We are converting an orchard to a forest garden in Mediterranean climate. I've been searching for days the right spacing between shallow rooted fruittrees and tap rooted fruit trees or nitrogen fixer trees, a topic essential in forest garden design. I hope permies.com community can enlighten me on that.
What is the right spacing ? Recommended distance between shallow rooted fruit trees seems to be 50% more than crown size (according to Martin Crawford). Do you think that between shallow rooted and tap rooted fruit trees this distance should be smaller, as soil is better partitioned ?
Should this distance be smaller also when spacing fruit trees and nitrogen fixer trees (often tap rooted though), so they intermingle their roots and the fruit tree access the fixed nitrogen ? If it is the case how much smaller should it be ?
Location: Currently in Lake Stevens, WA. Home in Spokane
posted 7 years ago
All trees, whether 'tap rooted', or not, will send out lateral roots...especially those native to Mediterranean climates.
The lateral roots collect the light rains typical to Med climates in the summer (growing season), while the deeper tap roots collect moisture left deeper in the soil from the rainier seasons.
In a true Mediterranean climate, I believe you need to adjust the spacing to allow the lateral (surface) roots to maintain each tree, and just consider the tap rooted ones 'lucky', in their ability to thrive while the others are struggling. Alternating tap-rooted trees with non-tap rooted ones is an excellent choice (wish I had thought of that when I was 'there'). They can be spaced a little closer, just because the tap rooted ones can source water deeper than their neighbors, but, they will all compete for that precious little water that falls in their growing season.

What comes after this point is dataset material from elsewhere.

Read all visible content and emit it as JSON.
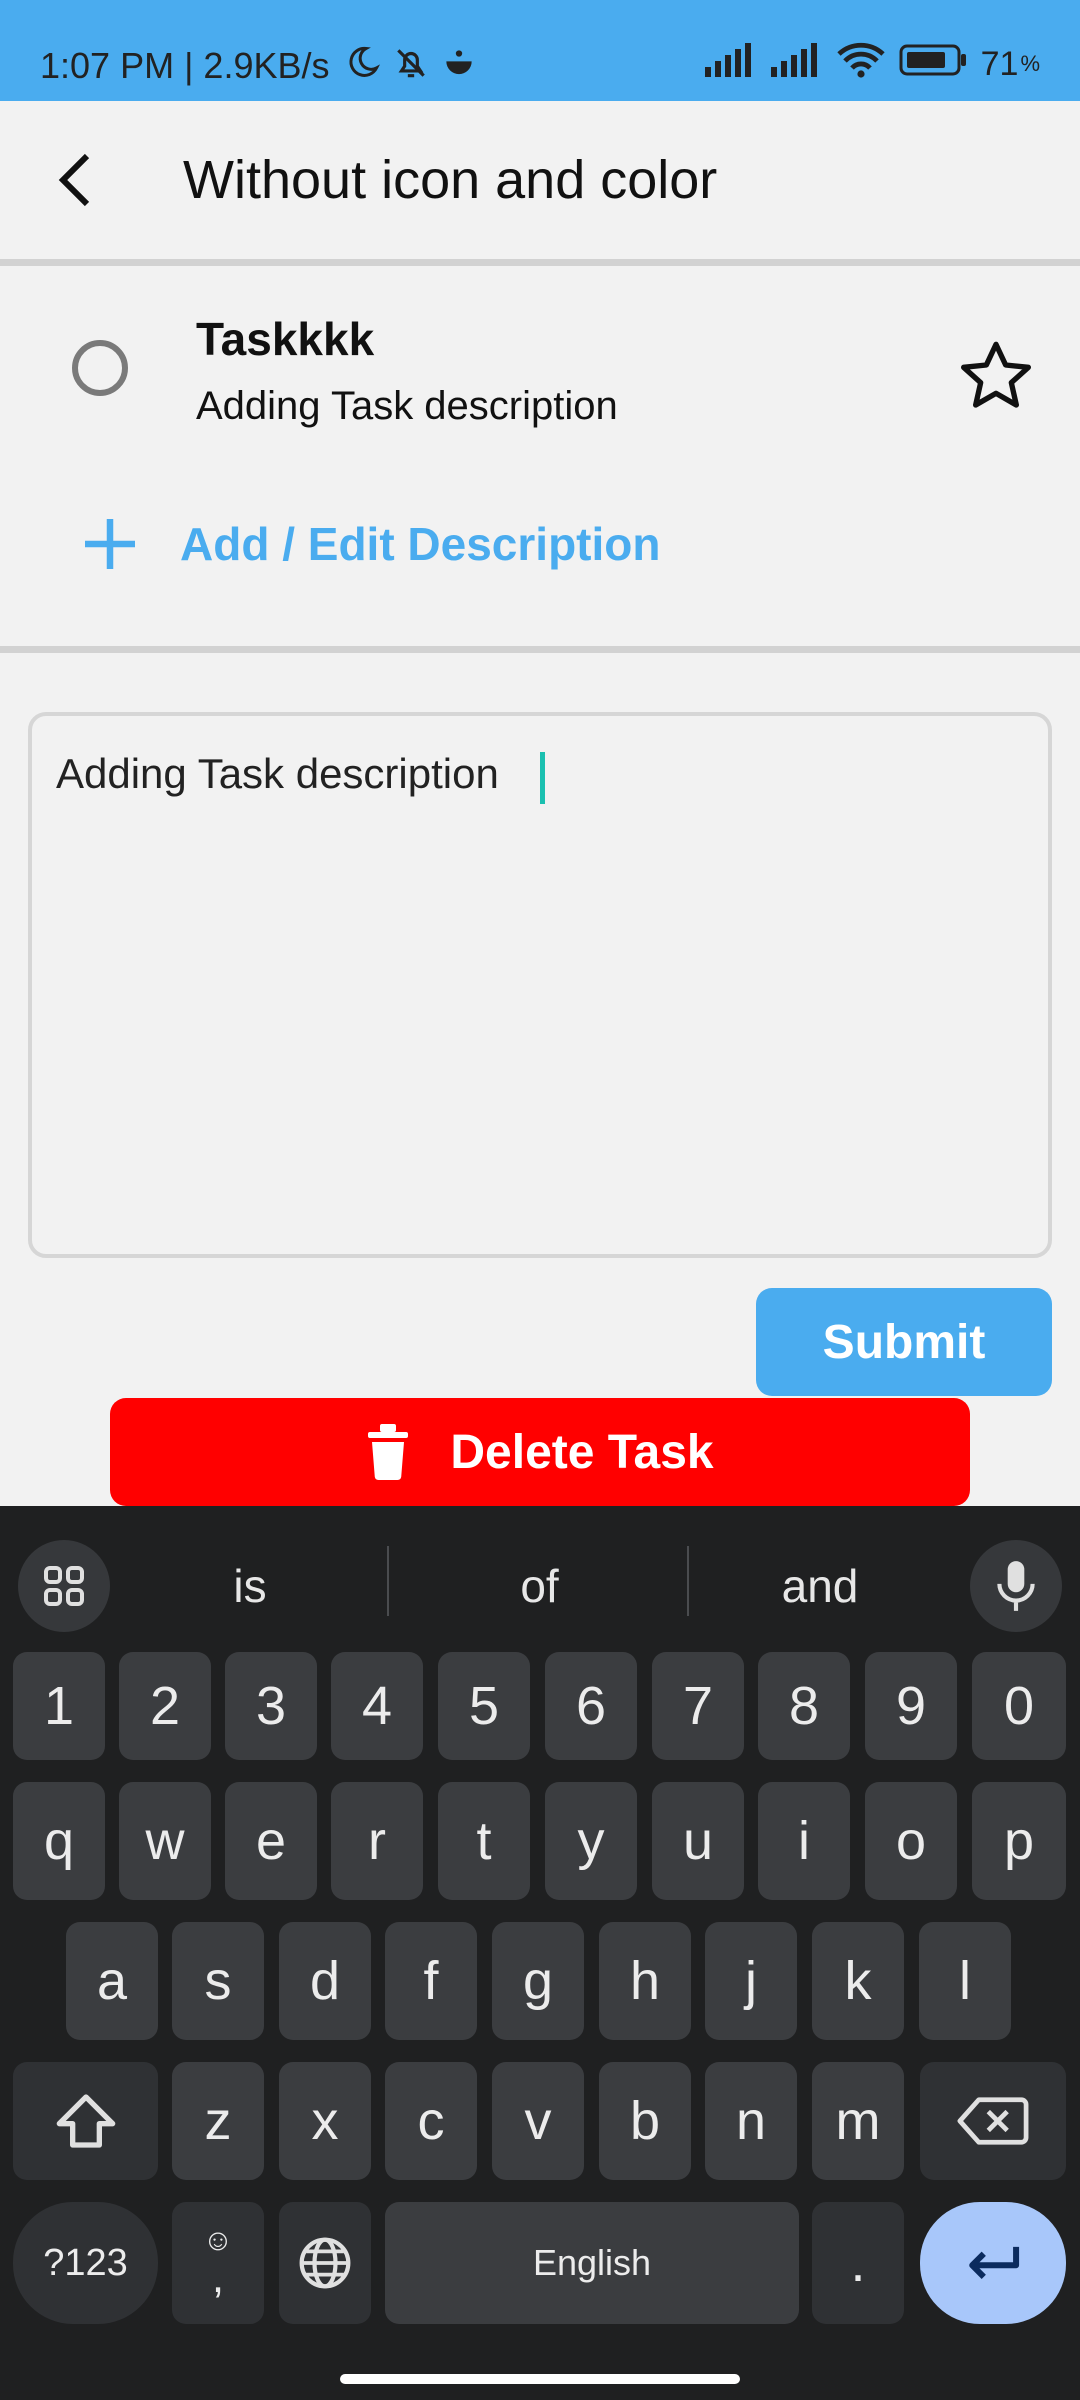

I built a small food forest in the eastern Med, and it seemed that whatever I did around the (pre-established) fig trees, nothing could hurt them, but the citrus trees always seemed thirsty...my very young nut (pistachio) trees didn't ever seem to falter, nor did the olives. Grapes never had a problem. In all seasons, my citrus trees always seemed to be lacking water, while everything else thrived. I planned to put in avacados, but politics forced me out of the region before I could try.
Consider your climate/soil, and plant accordingly. Trees need a lot of water...throughout their lives...they will continue to exist with a lack of water, but they will not produce fruit/nuts without enough water. Space them a little farther apart, and plant some annuals under them...if water is short, fuck the annuals, and let the trees survive.
Sofien Koro Gueddana
Location: Ras Jebel, Tunisia
posted 7 years ago
Thanks for the reply John. Very interesting, I never thought that shallow root get the light rain of growing season and tap root from rainier season.
Our water table is not very deep (5m), so deep rooted figs thrive for years with no irrigation, and also shallow rooted mulberries, almonds and grapes. But many trees (apricot, peach, olive) make no fruits, like you said. We try to make hugelkultur buried wood around citrus and other trees to keep water at the surface for dry season. We try to find pistachio and germinate avocado to add to the garden. Seems nice the forest garden you did in there.
We'll try like you said shorter of recommended distance, like 80% of this distance, and keep 20% more than canopy width around trees between tap rooted and shallow rooted. As you mention only water as being the problem, I guess that being a nitrogen fixer tree make no difference and will suck up too much water if closer to fruit trees.